=== What to do ===
Give back every record exactly, with its pictures left out.

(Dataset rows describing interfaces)

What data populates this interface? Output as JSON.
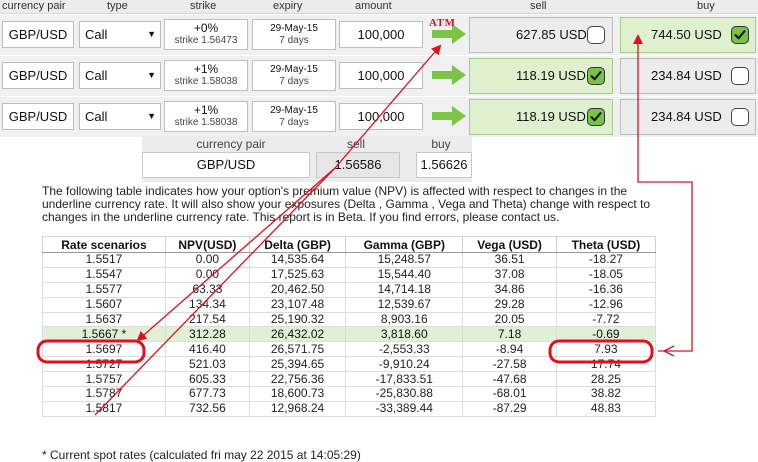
{
  "header": {
    "currency_pair": "currency pair",
    "type": "type",
    "strike": "strike",
    "expiry": "expiry",
    "amount": "amount",
    "sell": "sell",
    "buy": "buy"
  },
  "atm_label": "ATM",
  "rows": [
    {
      "pair": "GBP/USD",
      "type": "Call",
      "strike_pct": "+0%",
      "strike_value": "strike 1.56473",
      "expiry_date": "29-May-15",
      "expiry_days": "7 days",
      "amount": "100,000",
      "sell_price": "627.85 USD",
      "sell_checked": false,
      "buy_price": "744.50 USD",
      "buy_checked": true
    },
    {
      "pair": "GBP/USD",
      "type": "Call",
      "strike_pct": "+1%",
      "strike_value": "strike 1.58038",
      "expiry_date": "29-May-15",
      "expiry_days": "7 days",
      "amount": "100,000",
      "sell_price": "118.19 USD",
      "sell_checked": true,
      "buy_price": "234.84 USD",
      "buy_checked": false
    },
    {
      "pair": "GBP/USD",
      "type": "Call",
      "strike_pct": "+1%",
      "strike_value": "strike 1.58038",
      "expiry_date": "29-May-15",
      "expiry_days": "7 days",
      "amount": "100,000",
      "sell_price": "118.19 USD",
      "sell_checked": true,
      "buy_price": "234.84 USD",
      "buy_checked": false
    }
  ],
  "spot": {
    "pair_label": "currency pair",
    "sell_label": "sell",
    "buy_label": "buy",
    "pair_value": "GBP/USD",
    "sell_value": "1.56586",
    "buy_value": "1.56626"
  },
  "description": "The following table indicates how your option's premium value (NPV) is affected with respect to changes in the underline currency rate. It will also show your exposures (Delta , Gamma , Vega and Theta) change with respect to changes in the underline currency rate. This report is in Beta. If you find errors, please contact us.",
  "table": {
    "headers": [
      "Rate scenarios",
      "NPV(USD)",
      "Delta (GBP)",
      "Gamma (GBP)",
      "Vega (USD)",
      "Theta (USD)"
    ],
    "rows": [
      [
        "1.5517",
        "0.00",
        "14,535.64",
        "15,248.57",
        "36.51",
        "-18.27"
      ],
      [
        "1.5547",
        "0.00",
        "17,525.63",
        "15,544.40",
        "37.08",
        "-18.05"
      ],
      [
        "1.5577",
        "63.33",
        "20,462.50",
        "14,714.18",
        "34.86",
        "-16.36"
      ],
      [
        "1.5607",
        "134.34",
        "23,107.48",
        "12,539.67",
        "29.28",
        "-12.96"
      ],
      [
        "1.5637",
        "217.54",
        "25,190.32",
        "8,903.16",
        "20.05",
        "-7.72"
      ],
      [
        "1.5667 *",
        "312.28",
        "26,432.02",
        "3,818.60",
        "7.18",
        "-0.69"
      ],
      [
        "1.5697",
        "416.40",
        "26,571.75",
        "-2,553.33",
        "-8.94",
        "7.93"
      ],
      [
        "1.5727",
        "521.03",
        "25,394.65",
        "-9,910.24",
        "-27.58",
        "17.74"
      ],
      [
        "1.5757",
        "605.33",
        "22,756.36",
        "-17,833.51",
        "-47.68",
        "28.25"
      ],
      [
        "1.5787",
        "677.73",
        "18,600.73",
        "-25,830.88",
        "-68.01",
        "38.82"
      ],
      [
        "1.5817",
        "732.56",
        "12,968.24",
        "-33,389.44",
        "-87.29",
        "48.83"
      ]
    ],
    "current_row_index": 5
  },
  "footnote": "* Current spot rates (calculated fri may 22 2015 at 14:05:29)",
  "colors": {
    "highlight_green": "#dff0cf",
    "check_green": "#78c24a",
    "arrow_green": "#7cc445",
    "annotation_red": "#e0101e",
    "atm_red": "#d60f24"
  }
}
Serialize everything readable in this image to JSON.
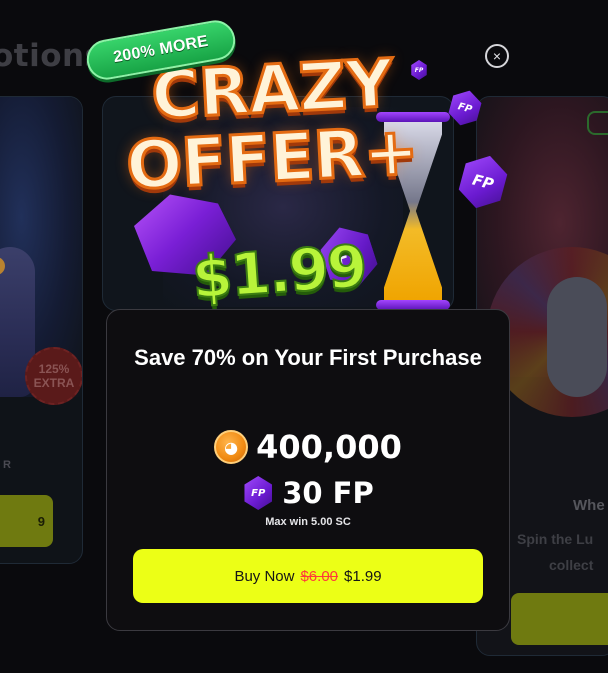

=== Finished task ===
What data populates this interface? Output as JSON.
{
  "header": {
    "currency_pair": "currency pair",
    "type": "type",
    "strike": "strike",
    "expiry": "expiry",
    "amount": "amount",
    "sell": "sell",
    "buy": "buy"
  },
  "atm_label": "ATM",
  "rows": [
    {
      "pair": "GBP/USD",
      "type": "Call",
      "strike_pct": "+0%",
      "strike_value": "strike 1.56473",
      "expiry_date": "29-May-15",
      "expiry_days": "7 days",
      "amount": "100,000",
      "sell_price": "627.85 USD",
      "sell_checked": false,
      "buy_price": "744.50 USD",
      "buy_checked": true
    },
    {
      "pair": "GBP/USD",
      "type": "Call",
      "strike_pct": "+1%",
      "strike_value": "strike 1.58038",
      "expiry_date": "29-May-15",
      "expiry_days": "7 days",
      "amount": "100,000",
      "sell_price": "118.19 USD",
      "sell_checked": true,
      "buy_price": "234.84 USD",
      "buy_checked": false
    },
    {
      "pair": "GBP/USD",
      "type": "Call",
      "strike_pct": "+1%",
      "strike_value": "strike 1.58038",
      "expiry_date": "29-May-15",
      "expiry_days": "7 days",
      "amount": "100,000",
      "sell_price": "118.19 USD",
      "sell_checked": true,
      "buy_price": "234.84 USD",
      "buy_checked": false
    }
  ],
  "spot": {
    "pair_label": "currency pair",
    "sell_label": "sell",
    "buy_label": "buy",
    "pair_value": "GBP/USD",
    "sell_value": "1.56586",
    "buy_value": "1.56626"
  },
  "description": "The following table indicates how your option's premium value (NPV) is affected with respect to changes in the underline currency rate. It will also show your exposures (Delta , Gamma , Vega and Theta) change with respect to changes in the underline currency rate. This report is in Beta. If you find errors, please contact us.",
  "table": {
    "headers": [
      "Rate scenarios",
      "NPV(USD)",
      "Delta (GBP)",
      "Gamma (GBP)",
      "Vega (USD)",
      "Theta (USD)"
    ],
    "rows": [
      [
        "1.5517",
        "0.00",
        "14,535.64",
        "15,248.57",
        "36.51",
        "-18.27"
      ],
      [
        "1.5547",
        "0.00",
        "17,525.63",
        "15,544.40",
        "37.08",
        "-18.05"
      ],
      [
        "1.5577",
        "63.33",
        "20,462.50",
        "14,714.18",
        "34.86",
        "-16.36"
      ],
      [
        "1.5607",
        "134.34",
        "23,107.48",
        "12,539.67",
        "29.28",
        "-12.96"
      ],
      [
        "1.5637",
        "217.54",
        "25,190.32",
        "8,903.16",
        "20.05",
        "-7.72"
      ],
      [
        "1.5667 *",
        "312.28",
        "26,432.02",
        "3,818.60",
        "7.18",
        "-0.69"
      ],
      [
        "1.5697",
        "416.40",
        "26,571.75",
        "-2,553.33",
        "-8.94",
        "7.93"
      ],
      [
        "1.5727",
        "521.03",
        "25,394.65",
        "-9,910.24",
        "-27.58",
        "17.74"
      ],
      [
        "1.5757",
        "605.33",
        "22,756.36",
        "-17,833.51",
        "-47.68",
        "28.25"
      ],
      [
        "1.5787",
        "677.73",
        "18,600.73",
        "-25,830.88",
        "-68.01",
        "38.82"
      ],
      [
        "1.5817",
        "732.56",
        "12,968.24",
        "-33,389.44",
        "-87.29",
        "48.83"
      ]
    ],
    "current_row_index": 5
  },
  "footnote": "* Current spot rates (calculated fri may 22 2015 at 14:05:29)",
  "colors": {
    "highlight_green": "#dff0cf",
    "check_green": "#78c24a",
    "arrow_green": "#7cc445",
    "annotation_red": "#e0101e",
    "atm_red": "#d60f24"
  }
}
Serialize everything readable in this image to JSON.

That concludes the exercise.